For great ideas on how to use Chef's Essences in your cooking, check out our Food and Drink recipe boards on Pinterest.

I fell in love with the breathtaking way in which just a drop or two of a wonderful essence could enhance the flavor of my foods and elevate them to a level of brightness that I’d never experienced before. All of Mandy’s delightful chefs’ essences and absolutes can be found on her website so you can handpick them for YOUR favorite chefs!
-- Perfume Smellin’ Things

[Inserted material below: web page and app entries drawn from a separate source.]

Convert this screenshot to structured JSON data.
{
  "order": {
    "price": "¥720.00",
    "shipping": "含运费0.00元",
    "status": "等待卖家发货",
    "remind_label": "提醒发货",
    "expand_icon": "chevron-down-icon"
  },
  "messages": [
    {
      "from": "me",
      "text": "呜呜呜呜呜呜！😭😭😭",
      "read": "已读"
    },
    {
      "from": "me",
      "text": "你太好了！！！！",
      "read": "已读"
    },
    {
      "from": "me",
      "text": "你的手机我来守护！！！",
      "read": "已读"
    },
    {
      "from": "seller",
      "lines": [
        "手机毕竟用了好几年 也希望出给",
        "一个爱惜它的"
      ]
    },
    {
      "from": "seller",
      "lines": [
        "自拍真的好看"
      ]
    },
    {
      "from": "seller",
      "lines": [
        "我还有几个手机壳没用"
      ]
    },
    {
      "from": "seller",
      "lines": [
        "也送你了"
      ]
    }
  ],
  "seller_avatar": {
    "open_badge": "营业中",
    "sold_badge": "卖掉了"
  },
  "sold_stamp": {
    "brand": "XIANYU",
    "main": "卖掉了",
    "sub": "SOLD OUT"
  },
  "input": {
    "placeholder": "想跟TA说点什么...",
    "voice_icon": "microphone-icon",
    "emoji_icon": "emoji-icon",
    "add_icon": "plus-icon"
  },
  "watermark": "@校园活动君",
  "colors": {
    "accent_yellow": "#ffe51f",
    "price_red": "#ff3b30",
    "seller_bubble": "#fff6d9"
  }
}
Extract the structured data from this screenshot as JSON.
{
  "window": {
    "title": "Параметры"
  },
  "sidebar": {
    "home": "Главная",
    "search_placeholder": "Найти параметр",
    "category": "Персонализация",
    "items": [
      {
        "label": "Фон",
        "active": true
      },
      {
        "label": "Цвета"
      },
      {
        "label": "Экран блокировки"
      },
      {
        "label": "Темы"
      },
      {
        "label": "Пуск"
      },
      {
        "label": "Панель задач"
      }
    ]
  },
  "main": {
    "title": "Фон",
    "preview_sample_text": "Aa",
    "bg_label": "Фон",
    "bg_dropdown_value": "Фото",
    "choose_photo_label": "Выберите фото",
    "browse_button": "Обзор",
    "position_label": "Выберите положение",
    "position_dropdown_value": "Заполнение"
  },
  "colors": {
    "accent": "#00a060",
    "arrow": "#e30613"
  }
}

By trade, Mandy Aftel is a perfumer and a celebrated one at that. Fortunately, Mandy has a keen interest in the relationship between fragrance and food (she’s even co-written a book on the subject). Aftelier’s line of Chef’s Essences, pure essential oils designed for use in food and, as luck would have it, drinks. The bottles are small, but one drop (trust us) is all that is needed to magically transform any drink. There are so many choices, it may be hard to pick, so we recommend trying one of the sets.
-- 12 Bottle Bar

For years natural perfume pro Mandy Aftel has been instructing cooks on how to use essential oils to enhance the taste of food (tingly peppermint, for example, can elevate a cool cucumber salad).
-- InStyle

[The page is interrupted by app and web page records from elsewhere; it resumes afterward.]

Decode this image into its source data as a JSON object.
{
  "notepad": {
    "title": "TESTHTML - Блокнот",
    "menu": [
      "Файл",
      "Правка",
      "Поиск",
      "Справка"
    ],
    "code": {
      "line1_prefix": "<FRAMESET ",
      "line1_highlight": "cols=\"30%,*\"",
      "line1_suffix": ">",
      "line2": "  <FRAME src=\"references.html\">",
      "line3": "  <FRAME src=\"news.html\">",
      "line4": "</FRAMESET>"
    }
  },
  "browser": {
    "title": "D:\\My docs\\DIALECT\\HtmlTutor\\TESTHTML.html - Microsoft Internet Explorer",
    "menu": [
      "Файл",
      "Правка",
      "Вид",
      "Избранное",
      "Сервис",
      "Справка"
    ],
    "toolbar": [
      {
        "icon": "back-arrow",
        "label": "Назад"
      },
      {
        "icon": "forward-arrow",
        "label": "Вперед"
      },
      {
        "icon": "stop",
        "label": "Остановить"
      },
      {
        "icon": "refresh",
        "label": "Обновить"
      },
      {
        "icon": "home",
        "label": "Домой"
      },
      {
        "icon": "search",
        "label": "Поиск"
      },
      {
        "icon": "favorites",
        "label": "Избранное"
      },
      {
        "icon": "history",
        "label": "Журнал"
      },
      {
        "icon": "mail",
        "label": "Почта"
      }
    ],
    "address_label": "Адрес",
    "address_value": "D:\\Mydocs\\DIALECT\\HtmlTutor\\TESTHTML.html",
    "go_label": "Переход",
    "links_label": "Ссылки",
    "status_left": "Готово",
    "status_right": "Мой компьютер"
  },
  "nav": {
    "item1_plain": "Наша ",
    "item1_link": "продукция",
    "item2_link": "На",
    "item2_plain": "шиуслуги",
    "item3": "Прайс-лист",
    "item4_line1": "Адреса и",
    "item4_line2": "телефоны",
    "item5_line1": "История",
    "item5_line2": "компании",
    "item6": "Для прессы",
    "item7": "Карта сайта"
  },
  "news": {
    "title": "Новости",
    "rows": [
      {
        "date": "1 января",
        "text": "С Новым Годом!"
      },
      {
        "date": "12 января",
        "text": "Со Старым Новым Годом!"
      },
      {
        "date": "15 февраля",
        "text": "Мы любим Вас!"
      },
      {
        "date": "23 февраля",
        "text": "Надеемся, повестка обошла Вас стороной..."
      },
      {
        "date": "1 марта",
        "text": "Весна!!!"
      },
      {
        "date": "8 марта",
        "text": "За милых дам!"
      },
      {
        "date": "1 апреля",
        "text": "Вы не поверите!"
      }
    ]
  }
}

The possibilities are endless when you begin tinkering with the Aftelier chef’s essence kit. Unlike some flavorings, these all-natural elixirs are clear and true, with no heavy perfumes or off-putting additives.
-- Gourmet

A cookbook I acquired in 2004, called Aroma-The Magic of Essential Oils in Food & Fragrance, has a wonderful recipe for lavender shortbread cookies. It’s a classic shortbread recipe, but with just a touch of lavender oil added into the dough. It makes a delicate and fragrant cookie—I love them!
-- Mr. Peacock Blog

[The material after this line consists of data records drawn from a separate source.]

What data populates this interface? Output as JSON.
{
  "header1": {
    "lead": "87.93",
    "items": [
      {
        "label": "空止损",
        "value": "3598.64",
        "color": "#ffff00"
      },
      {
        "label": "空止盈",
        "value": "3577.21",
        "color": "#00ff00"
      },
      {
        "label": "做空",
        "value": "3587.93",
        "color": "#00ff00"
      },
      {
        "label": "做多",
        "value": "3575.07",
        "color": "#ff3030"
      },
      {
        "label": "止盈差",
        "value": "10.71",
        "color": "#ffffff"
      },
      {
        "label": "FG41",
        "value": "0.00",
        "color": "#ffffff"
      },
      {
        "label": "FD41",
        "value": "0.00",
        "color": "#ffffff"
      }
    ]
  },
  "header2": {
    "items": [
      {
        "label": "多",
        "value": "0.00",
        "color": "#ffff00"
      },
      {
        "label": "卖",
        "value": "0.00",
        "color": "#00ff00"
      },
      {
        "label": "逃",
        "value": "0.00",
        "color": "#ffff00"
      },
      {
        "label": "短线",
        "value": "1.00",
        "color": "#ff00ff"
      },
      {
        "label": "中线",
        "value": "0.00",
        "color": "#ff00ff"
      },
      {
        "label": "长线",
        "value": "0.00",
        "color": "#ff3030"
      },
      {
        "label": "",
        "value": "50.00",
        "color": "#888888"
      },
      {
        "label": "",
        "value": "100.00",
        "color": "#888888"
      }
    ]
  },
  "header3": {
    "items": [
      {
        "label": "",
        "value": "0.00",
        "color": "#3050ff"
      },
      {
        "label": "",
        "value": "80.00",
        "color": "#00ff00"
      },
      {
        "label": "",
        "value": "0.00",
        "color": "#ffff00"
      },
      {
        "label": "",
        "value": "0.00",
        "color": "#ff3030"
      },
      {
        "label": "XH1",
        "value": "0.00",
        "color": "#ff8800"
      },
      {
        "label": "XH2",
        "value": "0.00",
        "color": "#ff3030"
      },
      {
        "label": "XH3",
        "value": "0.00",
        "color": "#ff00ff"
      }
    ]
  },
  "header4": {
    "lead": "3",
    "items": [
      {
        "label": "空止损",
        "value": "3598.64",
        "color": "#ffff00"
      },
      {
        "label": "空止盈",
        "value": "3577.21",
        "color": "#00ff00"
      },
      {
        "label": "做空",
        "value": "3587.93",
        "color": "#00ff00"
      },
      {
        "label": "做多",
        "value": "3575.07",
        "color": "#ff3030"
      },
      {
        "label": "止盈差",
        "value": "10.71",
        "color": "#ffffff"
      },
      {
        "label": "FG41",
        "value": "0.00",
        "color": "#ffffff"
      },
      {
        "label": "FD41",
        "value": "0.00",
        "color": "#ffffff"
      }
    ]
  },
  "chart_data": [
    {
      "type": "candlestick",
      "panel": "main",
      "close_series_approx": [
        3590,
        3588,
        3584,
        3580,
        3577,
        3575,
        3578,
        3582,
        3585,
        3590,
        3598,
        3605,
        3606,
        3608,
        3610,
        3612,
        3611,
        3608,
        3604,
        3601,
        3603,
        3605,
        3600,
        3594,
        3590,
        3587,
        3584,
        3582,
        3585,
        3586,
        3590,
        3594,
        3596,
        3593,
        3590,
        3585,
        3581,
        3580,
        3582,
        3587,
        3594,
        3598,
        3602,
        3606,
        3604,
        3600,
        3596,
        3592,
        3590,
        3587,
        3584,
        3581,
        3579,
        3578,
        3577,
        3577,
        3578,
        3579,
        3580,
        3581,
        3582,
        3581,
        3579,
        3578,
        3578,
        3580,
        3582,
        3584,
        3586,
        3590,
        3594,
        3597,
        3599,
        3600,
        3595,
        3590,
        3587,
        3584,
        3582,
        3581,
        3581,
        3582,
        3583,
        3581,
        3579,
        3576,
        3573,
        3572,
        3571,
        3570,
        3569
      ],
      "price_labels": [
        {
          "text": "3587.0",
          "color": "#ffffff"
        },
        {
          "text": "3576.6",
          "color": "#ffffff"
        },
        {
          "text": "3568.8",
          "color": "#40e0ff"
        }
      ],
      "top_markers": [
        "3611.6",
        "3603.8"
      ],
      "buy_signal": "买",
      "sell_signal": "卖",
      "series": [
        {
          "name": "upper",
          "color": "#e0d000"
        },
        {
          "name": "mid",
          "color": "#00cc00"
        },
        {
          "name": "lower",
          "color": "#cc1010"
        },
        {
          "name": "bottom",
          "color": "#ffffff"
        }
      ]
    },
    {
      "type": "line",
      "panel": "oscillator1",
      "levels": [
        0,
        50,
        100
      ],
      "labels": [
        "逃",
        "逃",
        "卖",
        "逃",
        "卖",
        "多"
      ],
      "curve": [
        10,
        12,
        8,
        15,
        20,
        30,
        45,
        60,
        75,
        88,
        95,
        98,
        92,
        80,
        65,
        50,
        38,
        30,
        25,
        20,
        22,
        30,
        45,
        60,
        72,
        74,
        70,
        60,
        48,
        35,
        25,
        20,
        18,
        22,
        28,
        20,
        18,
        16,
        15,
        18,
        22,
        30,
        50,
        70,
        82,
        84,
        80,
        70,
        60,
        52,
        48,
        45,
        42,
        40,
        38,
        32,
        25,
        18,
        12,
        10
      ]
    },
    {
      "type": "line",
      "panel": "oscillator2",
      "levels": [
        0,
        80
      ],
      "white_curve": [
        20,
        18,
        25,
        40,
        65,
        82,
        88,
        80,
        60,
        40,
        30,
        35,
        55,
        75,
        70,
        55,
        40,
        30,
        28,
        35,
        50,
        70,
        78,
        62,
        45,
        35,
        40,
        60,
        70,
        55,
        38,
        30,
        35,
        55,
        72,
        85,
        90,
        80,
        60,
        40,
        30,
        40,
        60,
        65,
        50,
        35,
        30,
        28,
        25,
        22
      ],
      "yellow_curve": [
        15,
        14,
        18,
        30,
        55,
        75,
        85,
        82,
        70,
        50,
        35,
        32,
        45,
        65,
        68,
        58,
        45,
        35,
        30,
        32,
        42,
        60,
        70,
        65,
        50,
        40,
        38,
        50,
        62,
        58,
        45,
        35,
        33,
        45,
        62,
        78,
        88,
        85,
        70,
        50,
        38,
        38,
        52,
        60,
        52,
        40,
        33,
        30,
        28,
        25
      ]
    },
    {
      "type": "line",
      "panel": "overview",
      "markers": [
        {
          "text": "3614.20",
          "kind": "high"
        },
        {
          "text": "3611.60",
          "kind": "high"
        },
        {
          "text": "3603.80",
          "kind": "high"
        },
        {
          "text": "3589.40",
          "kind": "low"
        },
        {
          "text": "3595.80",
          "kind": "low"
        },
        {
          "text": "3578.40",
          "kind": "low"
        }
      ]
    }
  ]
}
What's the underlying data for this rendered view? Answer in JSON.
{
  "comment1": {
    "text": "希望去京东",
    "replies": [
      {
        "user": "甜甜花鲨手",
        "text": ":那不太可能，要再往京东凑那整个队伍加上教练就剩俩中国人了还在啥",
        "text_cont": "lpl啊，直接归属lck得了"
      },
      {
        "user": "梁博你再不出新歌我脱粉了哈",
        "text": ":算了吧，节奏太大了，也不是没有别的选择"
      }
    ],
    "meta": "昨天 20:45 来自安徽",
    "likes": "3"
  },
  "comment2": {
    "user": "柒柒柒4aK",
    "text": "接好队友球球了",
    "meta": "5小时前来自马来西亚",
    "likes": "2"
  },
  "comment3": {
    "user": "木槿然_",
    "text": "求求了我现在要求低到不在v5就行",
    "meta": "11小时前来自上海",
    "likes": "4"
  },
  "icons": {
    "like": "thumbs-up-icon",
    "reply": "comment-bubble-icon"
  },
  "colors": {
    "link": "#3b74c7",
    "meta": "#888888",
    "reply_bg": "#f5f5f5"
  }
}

We first got wind of this trend when Aftelier Perfumes sent us these adorable vials, which they previously only sold to high-end restaurants like Blue Hill and the French Laundry.
-- Lucky Magazine

I was initially suspicious of the use of oils in foodstuffs. But the truth was in the sniffing. The difference between ground spices and essential oils is a matter of depth, intensity and staying power. Dried lavender evokes the powder room of a fancy hotel. Lavender essential oil is a freshly bathed baby breathing hot little sighs into your neck. Cardamom is an Indian restaurant. Cardamom oil is an excursive train ride through Madurai, banyan trees and temples whizzing by.
-- New York Times Style Magazine

Use food-safe essential oils to fragrance meringue. To add a flavor or aroma to meringue, Yosses turns to the fragrance industry, specifically to Mandy Aftel of Berkeley, California (http://www.aftelier.com/) for her super-concentrated, food-safe essential oils. “Take the head of a pin and dip it in the oil,” Yosses said, “and start incorporating little by little. It’s learn as you go. Some oils take on a potency with time as they combine with other ingredients.”
-- msnbc.com, from talk by White House Pastry Chef Bill Yosses

Also featured in...
-- Gourmet Magazine online video
-- Lost Past Remembered in Jasmine Hot Chocolate Recipe

"We buy our essential oils from Aftelier Perfumes, which carries a great line of edible oils that you can buy in very small or larger amounts.
-- ChefSteps